August 17, 2021

Environmental activist group Kalikasan People’s Network for the Environment (Kalikasan PNE) slammed the recent interagency Mining Industry Coordinating Council (MICC) pronouncement exonerating previously closed or suspended mines, calling the review a “sham and a farce attempting to make an impossible makeover of a very dirty and destructive mining industry.”

“We call for an independent mining industry review untainted by big business wheeling and dealing. A sudden 100% passing rate for the reviewed mines is highly anomalous when we know for a fact that at least one big mining project comprehensively violated water regulations that should have warranted its closure,” said Leon Dulce, national coordinator of Kalikasan PNE.

The group cited the case of OceanaGold Philippines Inc. (OGPI), which has been met with years of protests from local stakeholders in Didipio, Nueva Vizcaya. In 2020, a study from the University of the Philippines Diliman found that OGPI’s mining operations “present a certain level of threat to the communities relying on groundwater as a source of potable water”.

“Let’s not forget that OceanaGold has operated illegally for two years even after its Financial or Technical Assistance Agreement expired in 2019. Illegal operations are basis enough for mine closure,” Dulce furthered.

The MICC conducted a virtual Mining Review Dissemination Forum last week, presenting broad strokes and the cumulative results of the two-phase review of the 43 companies from February 2018 to December 2020.

As late as May 2021, partial data obtained from the Department of Environment and Natural Resources (DENR) showed that 26 companies, including OGPI, or more than half of the mines in scrutiny failed to score ’acceptable’ in the review. Substantially, no companies scored ‘acceptable’, while the majority of the companies needed major to minor reforms.

“The virtual forum was ceremonial at its best, with companies getting low scores just told to do better, without any consequences. It’s as if we’re being told to just forgive and forget environmental atrocities in the name of profit and goodwill,” added Dulce.

The MICC is co-chaired by Finance Secretary Carlos Dominguez III and Environment Secretary Roy Cimatu, who replaced the late former Environment Secretary Gina Lopez in 2017. Secretary Lopez’s appointment was rejected in the middle of her efforts to crackdown on destructive mining.

On the other hand, Presidential Spokesperson Harry Roque mentioned in June that the Duterte administration is projecting about $4 billion in revenue from major mining projects once they start to resume operations. Sec. Dominguez also said that “the Duterte administration… is pushing the revival of the industry”.

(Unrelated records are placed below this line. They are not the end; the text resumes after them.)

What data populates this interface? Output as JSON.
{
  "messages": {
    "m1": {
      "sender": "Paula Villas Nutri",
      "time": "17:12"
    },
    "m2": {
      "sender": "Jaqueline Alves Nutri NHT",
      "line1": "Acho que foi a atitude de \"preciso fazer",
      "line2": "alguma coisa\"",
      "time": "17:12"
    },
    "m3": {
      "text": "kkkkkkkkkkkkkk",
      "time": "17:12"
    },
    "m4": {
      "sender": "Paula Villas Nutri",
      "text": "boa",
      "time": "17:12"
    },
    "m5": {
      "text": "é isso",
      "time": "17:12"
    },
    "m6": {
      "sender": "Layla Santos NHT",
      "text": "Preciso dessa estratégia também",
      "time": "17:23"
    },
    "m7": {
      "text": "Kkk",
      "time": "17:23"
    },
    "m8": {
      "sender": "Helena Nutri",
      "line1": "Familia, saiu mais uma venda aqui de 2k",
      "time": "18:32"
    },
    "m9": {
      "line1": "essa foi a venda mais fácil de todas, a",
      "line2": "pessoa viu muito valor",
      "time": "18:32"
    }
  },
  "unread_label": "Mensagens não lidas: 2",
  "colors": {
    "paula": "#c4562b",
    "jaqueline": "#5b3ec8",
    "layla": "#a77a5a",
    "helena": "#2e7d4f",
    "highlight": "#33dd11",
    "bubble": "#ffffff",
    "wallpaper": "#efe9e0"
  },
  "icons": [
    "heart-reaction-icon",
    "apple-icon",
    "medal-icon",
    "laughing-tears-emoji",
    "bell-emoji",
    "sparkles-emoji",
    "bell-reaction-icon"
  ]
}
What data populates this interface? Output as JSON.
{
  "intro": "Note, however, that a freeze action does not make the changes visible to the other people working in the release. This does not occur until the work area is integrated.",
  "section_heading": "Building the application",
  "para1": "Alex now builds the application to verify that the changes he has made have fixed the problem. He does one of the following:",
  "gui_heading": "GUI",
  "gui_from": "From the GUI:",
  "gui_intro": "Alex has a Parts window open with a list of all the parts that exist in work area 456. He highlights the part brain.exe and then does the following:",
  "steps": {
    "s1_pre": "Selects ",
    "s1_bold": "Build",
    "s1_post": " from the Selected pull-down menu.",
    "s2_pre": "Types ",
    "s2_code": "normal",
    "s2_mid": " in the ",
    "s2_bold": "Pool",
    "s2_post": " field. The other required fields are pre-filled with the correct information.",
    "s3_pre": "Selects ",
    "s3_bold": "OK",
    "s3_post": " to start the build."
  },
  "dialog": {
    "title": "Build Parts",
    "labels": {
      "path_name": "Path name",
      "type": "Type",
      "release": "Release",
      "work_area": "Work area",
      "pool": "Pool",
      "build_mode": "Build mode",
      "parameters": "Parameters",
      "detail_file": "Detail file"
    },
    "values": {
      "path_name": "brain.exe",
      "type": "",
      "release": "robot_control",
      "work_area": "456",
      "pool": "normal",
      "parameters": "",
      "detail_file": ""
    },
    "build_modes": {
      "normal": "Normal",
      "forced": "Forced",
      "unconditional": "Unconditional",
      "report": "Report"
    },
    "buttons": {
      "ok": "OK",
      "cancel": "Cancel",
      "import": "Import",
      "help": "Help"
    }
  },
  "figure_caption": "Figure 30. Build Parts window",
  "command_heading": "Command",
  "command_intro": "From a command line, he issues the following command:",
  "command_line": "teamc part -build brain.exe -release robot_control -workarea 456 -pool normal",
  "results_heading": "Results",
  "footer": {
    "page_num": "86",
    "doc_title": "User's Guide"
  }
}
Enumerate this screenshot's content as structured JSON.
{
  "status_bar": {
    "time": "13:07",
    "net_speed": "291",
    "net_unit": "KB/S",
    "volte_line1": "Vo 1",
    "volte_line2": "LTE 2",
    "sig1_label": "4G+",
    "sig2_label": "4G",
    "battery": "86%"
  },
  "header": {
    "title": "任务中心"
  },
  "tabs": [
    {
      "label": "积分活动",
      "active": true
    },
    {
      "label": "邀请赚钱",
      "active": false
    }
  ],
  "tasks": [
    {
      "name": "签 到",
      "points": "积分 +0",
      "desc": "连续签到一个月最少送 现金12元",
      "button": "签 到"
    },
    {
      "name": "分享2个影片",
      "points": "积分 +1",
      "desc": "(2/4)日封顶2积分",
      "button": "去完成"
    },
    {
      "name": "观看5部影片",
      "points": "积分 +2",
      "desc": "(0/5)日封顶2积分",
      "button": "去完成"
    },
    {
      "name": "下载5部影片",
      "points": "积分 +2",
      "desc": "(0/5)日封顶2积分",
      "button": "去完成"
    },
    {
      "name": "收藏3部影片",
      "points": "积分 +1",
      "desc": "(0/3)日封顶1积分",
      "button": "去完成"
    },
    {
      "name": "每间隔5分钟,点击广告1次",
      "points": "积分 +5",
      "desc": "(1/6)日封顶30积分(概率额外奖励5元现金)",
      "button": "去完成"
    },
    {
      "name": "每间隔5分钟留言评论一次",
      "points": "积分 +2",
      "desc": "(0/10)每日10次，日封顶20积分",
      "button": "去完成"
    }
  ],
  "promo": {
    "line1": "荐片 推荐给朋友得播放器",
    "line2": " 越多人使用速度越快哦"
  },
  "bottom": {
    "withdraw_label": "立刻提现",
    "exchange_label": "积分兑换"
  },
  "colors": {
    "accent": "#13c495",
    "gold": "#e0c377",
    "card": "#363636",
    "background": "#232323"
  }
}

“It is quite suspicious that this drive for mining money comes too close to the upcoming election season, when mining magnates are known to financially contribute to electoral campaigns. We must be wary how the mining industry can interfere in public interest and service,” Dulce concluded.#